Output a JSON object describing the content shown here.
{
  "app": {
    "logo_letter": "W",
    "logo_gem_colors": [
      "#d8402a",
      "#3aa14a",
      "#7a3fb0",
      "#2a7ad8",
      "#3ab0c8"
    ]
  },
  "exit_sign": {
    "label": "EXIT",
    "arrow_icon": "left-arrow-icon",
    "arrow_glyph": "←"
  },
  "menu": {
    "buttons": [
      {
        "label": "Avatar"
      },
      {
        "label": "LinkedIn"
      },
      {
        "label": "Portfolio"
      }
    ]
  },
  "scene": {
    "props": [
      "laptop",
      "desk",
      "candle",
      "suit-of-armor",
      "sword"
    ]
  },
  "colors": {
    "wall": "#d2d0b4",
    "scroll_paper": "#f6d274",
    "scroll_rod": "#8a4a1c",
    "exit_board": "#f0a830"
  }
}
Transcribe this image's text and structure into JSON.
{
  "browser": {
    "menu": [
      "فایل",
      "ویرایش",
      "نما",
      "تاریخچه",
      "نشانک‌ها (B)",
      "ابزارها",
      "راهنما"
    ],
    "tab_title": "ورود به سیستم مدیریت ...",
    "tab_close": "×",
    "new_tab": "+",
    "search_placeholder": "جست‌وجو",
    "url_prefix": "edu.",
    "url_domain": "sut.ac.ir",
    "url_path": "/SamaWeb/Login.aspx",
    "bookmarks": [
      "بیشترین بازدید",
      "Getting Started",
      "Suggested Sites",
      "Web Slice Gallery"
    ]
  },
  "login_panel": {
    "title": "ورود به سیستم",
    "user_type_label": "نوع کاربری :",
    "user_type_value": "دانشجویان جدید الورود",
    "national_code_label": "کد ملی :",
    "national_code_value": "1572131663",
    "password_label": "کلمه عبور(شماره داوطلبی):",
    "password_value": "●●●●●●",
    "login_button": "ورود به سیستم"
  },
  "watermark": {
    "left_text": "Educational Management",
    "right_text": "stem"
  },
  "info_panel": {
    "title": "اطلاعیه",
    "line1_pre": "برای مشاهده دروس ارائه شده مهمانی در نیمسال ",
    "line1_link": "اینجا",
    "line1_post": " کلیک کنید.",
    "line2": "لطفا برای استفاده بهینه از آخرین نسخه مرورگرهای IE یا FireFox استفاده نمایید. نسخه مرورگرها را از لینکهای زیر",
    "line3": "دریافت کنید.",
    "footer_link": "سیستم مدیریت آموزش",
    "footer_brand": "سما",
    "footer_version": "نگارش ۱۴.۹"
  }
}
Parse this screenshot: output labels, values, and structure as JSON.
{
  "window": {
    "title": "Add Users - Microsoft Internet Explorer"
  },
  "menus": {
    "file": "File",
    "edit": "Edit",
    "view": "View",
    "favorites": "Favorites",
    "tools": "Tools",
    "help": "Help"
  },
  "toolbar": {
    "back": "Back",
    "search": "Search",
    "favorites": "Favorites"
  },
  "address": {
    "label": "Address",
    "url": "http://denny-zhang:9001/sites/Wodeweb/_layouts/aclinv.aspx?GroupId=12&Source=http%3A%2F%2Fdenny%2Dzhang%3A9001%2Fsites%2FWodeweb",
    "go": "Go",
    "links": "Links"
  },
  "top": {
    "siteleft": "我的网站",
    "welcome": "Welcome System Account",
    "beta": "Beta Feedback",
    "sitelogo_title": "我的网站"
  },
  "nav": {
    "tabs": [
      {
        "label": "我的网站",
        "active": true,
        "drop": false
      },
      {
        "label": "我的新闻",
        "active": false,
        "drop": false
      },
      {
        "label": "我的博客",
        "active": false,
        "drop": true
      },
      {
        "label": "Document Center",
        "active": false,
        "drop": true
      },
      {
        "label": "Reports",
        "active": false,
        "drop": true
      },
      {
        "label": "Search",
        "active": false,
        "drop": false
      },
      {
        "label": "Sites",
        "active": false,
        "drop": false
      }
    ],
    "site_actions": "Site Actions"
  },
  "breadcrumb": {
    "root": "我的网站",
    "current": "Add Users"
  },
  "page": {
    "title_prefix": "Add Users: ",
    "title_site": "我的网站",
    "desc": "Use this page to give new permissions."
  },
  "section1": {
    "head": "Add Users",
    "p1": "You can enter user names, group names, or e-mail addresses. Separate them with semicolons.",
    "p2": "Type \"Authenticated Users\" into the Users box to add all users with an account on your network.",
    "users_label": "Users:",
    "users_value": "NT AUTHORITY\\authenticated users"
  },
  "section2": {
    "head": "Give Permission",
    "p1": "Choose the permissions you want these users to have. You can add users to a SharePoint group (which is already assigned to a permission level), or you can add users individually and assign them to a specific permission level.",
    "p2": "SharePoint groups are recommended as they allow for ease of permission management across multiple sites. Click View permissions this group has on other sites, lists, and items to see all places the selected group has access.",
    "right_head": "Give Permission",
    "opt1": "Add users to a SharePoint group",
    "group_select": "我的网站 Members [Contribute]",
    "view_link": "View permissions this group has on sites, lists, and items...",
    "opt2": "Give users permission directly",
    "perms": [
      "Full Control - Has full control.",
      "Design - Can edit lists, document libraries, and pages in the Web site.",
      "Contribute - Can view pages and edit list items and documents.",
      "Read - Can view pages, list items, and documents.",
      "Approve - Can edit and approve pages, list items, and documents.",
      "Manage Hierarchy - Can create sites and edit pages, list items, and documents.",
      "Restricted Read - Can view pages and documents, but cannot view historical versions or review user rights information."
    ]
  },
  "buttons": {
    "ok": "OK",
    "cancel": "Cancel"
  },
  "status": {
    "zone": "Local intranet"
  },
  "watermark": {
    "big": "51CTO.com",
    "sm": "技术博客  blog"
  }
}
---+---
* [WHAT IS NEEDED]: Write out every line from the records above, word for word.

* [WRITTEN SOLUTION]:
Output a JSON object describing the content shown here.
{
  "app": {
    "logo_letter": "W",
    "logo_gem_colors": [
      "#d8402a",
      "#3aa14a",
      "#7a3fb0",
      "#2a7ad8",
      "#3ab0c8"
    ]
  },
  "exit_sign": {
    "label": "EXIT",
    "arrow_icon": "left-arrow-icon",
    "arrow_glyph": "←"
  },
  "menu": {
    "buttons": [
      {
        "label": "Avatar"
      },
      {
        "label": "LinkedIn"
      },
      {
        "label": "Portfolio"
      }
    ]
  },
  "scene": {
    "props": [
      "laptop",
      "desk",
      "candle",
      "suit-of-armor",
      "sword"
    ]
  },
  "colors": {
    "wall": "#d2d0b4",
    "scroll_paper": "#f6d274",
    "scroll_rod": "#8a4a1c",
    "exit_board": "#f0a830"
  }
}
Transcribe this image's text and structure into JSON.
{
  "browser": {
    "menu": [
      "فایل",
      "ویرایش",
      "نما",
      "تاریخچه",
      "نشانک‌ها (B)",
      "ابزارها",
      "راهنما"
    ],
    "tab_title": "ورود به سیستم مدیریت ...",
    "tab_close": "×",
    "new_tab": "+",
    "search_placeholder": "جست‌وجو",
    "url_prefix": "edu.",
    "url_domain": "sut.ac.ir",
    "url_path": "/SamaWeb/Login.aspx",
    "bookmarks": [
      "بیشترین بازدید",
      "Getting Started",
      "Suggested Sites",
      "Web Slice Gallery"
    ]
  },
  "login_panel": {
    "title": "ورود به سیستم",
    "user_type_label": "نوع کاربری :",
    "user_type_value": "دانشجویان جدید الورود",
    "national_code_label": "کد ملی :",
    "national_code_value": "1572131663",
    "password_label": "کلمه عبور(شماره داوطلبی):",
    "password_value": "●●●●●●",
    "login_button": "ورود به سیستم"
  },
  "watermark": {
    "left_text": "Educational Management",
    "right_text": "stem"
  },
  "info_panel": {
    "title": "اطلاعیه",
    "line1_pre": "برای مشاهده دروس ارائه شده مهمانی در نیمسال ",
    "line1_link": "اینجا",
    "line1_post": " کلیک کنید.",
    "line2": "لطفا برای استفاده بهینه از آخرین نسخه مرورگرهای IE یا FireFox استفاده نمایید. نسخه مرورگرها را از لینکهای زیر",
    "line3": "دریافت کنید.",
    "footer_link": "سیستم مدیریت آموزش",
    "footer_brand": "سما",
    "footer_version": "نگارش ۱۴.۹"
  }
}
Parse this screenshot: output labels, values, and structure as JSON.
{
  "window": {
    "title": "Add Users - Microsoft Internet Explorer"
  },
  "menus": {
    "file": "File",
    "edit": "Edit",
    "view": "View",
    "favorites": "Favorites",
    "tools": "Tools",
    "help": "Help"
  },
  "toolbar": {
    "back": "Back",
    "search": "Search",
    "favorites": "Favorites"
  },
  "address": {
    "label": "Address",
    "url": "http://denny-zhang:9001/sites/Wodeweb/_layouts/aclinv.aspx?GroupId=12&Source=http%3A%2F%2Fdenny%2Dzhang%3A9001%2Fsites%2FWodeweb",
    "go": "Go",
    "links": "Links"
  },
  "top": {
    "siteleft": "我的网站",
    "welcome": "Welcome System Account",
    "beta": "Beta Feedback",
    "sitelogo_title": "我的网站"
  },
  "nav": {
    "tabs": [
      {
        "label": "我的网站",
        "active": true,
        "drop": false
      },
      {
        "label": "我的新闻",
        "active": false,
        "drop": false
      },
      {
        "label": "我的博客",
        "active": false,
        "drop": true
      },
      {
        "label": "Document Center",
        "active": false,
        "drop": true
      },
      {
        "label": "Reports",
        "active": false,
        "drop": true
      },
      {
        "label": "Search",
        "active": false,
        "drop": false
      },
      {
        "label": "Sites",
        "active": false,
        "drop": false
      }
    ],
    "site_actions": "Site Actions"
  },
  "breadcrumb": {
    "root": "我的网站",
    "current": "Add Users"
  },
  "page": {
    "title_prefix": "Add Users: ",
    "title_site": "我的网站",
    "desc": "Use this page to give new permissions."
  },
  "section1": {
    "head": "Add Users",
    "p1": "You can enter user names, group names, or e-mail addresses. Separate them with semicolons.",
    "p2": "Type \"Authenticated Users\" into the Users box to add all users with an account on your network.",
    "users_label": "Users:",
    "users_value": "NT AUTHORITY\\authenticated users"
  },
  "section2": {
    "head": "Give Permission",
    "p1": "Choose the permissions you want these users to have. You can add users to a SharePoint group (which is already assigned to a permission level), or you can add users individually and assign them to a specific permission level.",
    "p2": "SharePoint groups are recommended as they allow for ease of permission management across multiple sites. Click View permissions this group has on other sites, lists, and items to see all places the selected group has access.",
    "right_head": "Give Permission",
    "opt1": "Add users to a SharePoint group",
    "group_select": "我的网站 Members [Contribute]",
    "view_link": "View permissions this group has on sites, lists, and items...",
    "opt2": "Give users permission directly",
    "perms": [
      "Full Control - Has full control.",
      "Design - Can edit lists, document libraries, and pages in the Web site.",
      "Contribute - Can view pages and edit list items and documents.",
      "Read - Can view pages, list items, and documents.",
      "Approve - Can edit and approve pages, list items, and documents.",
      "Manage Hierarchy - Can create sites and edit pages, list items, and documents.",
      "Restricted Read - Can view pages and documents, but cannot view historical versions or review user rights information."
    ]
  },
  "buttons": {
    "ok": "OK",
    "cancel": "Cancel"
  },
  "status": {
    "zone": "Local intranet"
  },
  "watermark": {
    "big": "51CTO.com",
    "sm": "技术博客  blog"
  }
}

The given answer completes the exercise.